In September the 555th F35 Lightning II all-weather stealth multirole combat was rolled out by Lockheed Martin. The aircraft had won the two-man war against Boeing’s X-32 in 2001 to be the US air force’s strike spearhead and flew into service in 2015. it was also spawned by the block placed on the F22 Raptor manufacture. The Raptor is the only fifth generation fighter operating in the world at present and lost out because of an inability to absorb high costs and massive delays in Russian and China’s competitive advanced fighter programmes. These time lags made the projection of its performance envelope that much more difficult. Those who love it still see the 187 F22s that were made as the most powerful in the world and practically invisible to radar.
The F35 was also seen as a more versatile aircraft but that said, it has been hitting turbulence largely from an inflated cost perspective, delay in deliveries to Nato members and multiple modifications made to the aircraft right from the drawing board stage. When such a major decision is made to create a new entity there is a major role played by other nations who are also making similar generation machines and this ongoing comparison calls for constant adjustment to avionics, armament, multi-role capability, range and manoeuvrability. The retro fit is an expensive business.
Currently three variants make this family the conventional takeoff and landing and these are the F-35A (CTOL), the short take-off and vertical-landing F-35B (STOVL), and the carrier-based F-35C (CV/CATOBAR). The US forces intend to buy another 2500 aircraft over the next 24 years in what is a $1.1 trillion lifetime programme. Consequently, with that commitment anyone looking to get this aircraft into its livery will need to be happy with the delivery schedule.
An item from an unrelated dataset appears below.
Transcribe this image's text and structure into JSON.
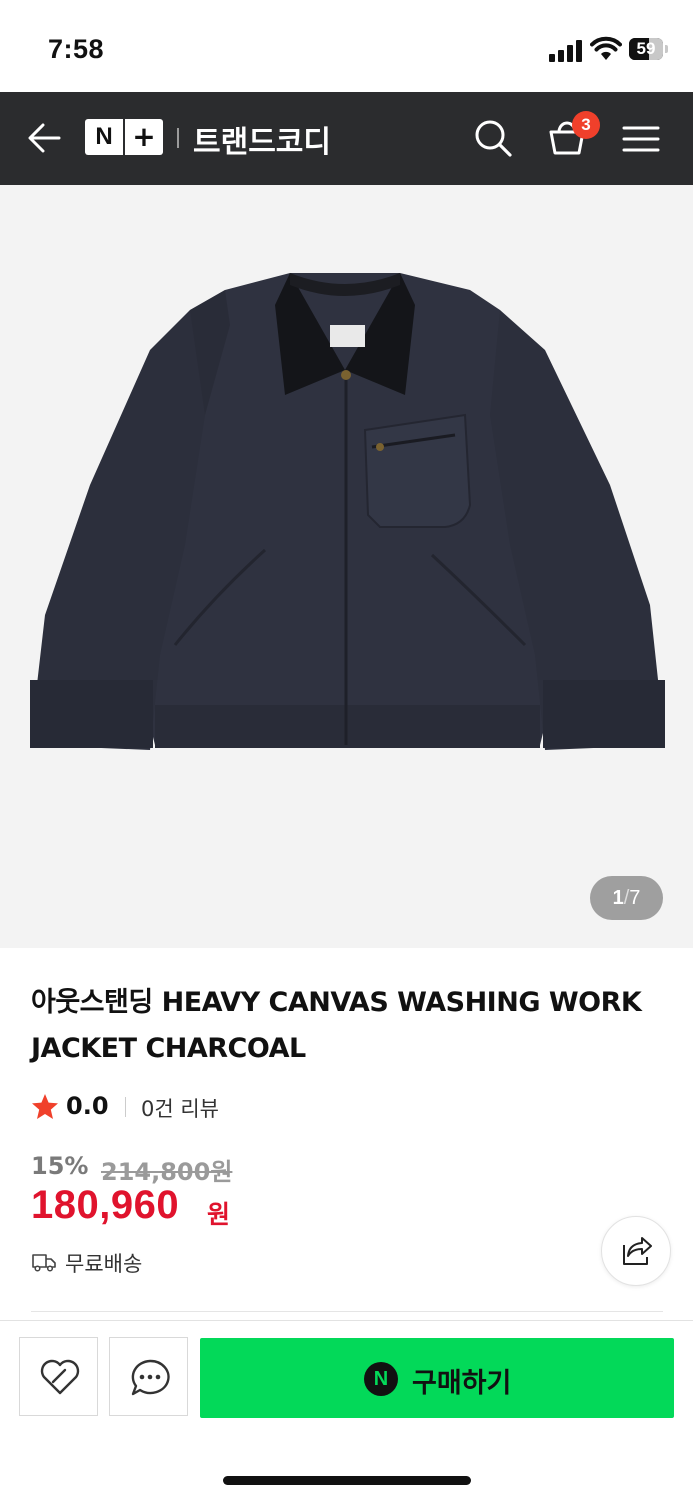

After a fashion a reasonable delay can still make it an attractive buy at around $78 million a pop because the aircraft has a longevity and validity till 2070. Even though updates by way of including counter-measure capabilities might add to the bottom line the F35 as an aircraft is not a lemon.
This single-seat, single-engine, all-weather stealth multirole combat aircraft is an eye in the sky and besides strike missions can also contribute to the gathering of intelligence, surveillance, and reconnaissance capabilities. It is unlikely that any country will invest a minimum of $700 Billion to make a similar aircraft in the next thirty years. The Chinese have locked down their J20B stealth equivalent and challenger to the F35 with a final upgrade and are ready to have it classified as a fifth generation fighter. The Russians are in the top of the line game with the S 57 and it is believed the eleventh serial production jet is undergoing trials. The first ten were prototypes.
For most other air units in the world air combat will be limited to fighters like the Rafale, the Eurofighter Typhoon, the MiG and Sukhoi variants (especially the Sukhoi 35) the F15 Eagle, the venerable F16 Fighting Falcons and the F18 Hornet. For India following the Rafale purchase there is a need for at least 100 more fourth generation fighters to take on its adversaries. The choice is wide but must be well made.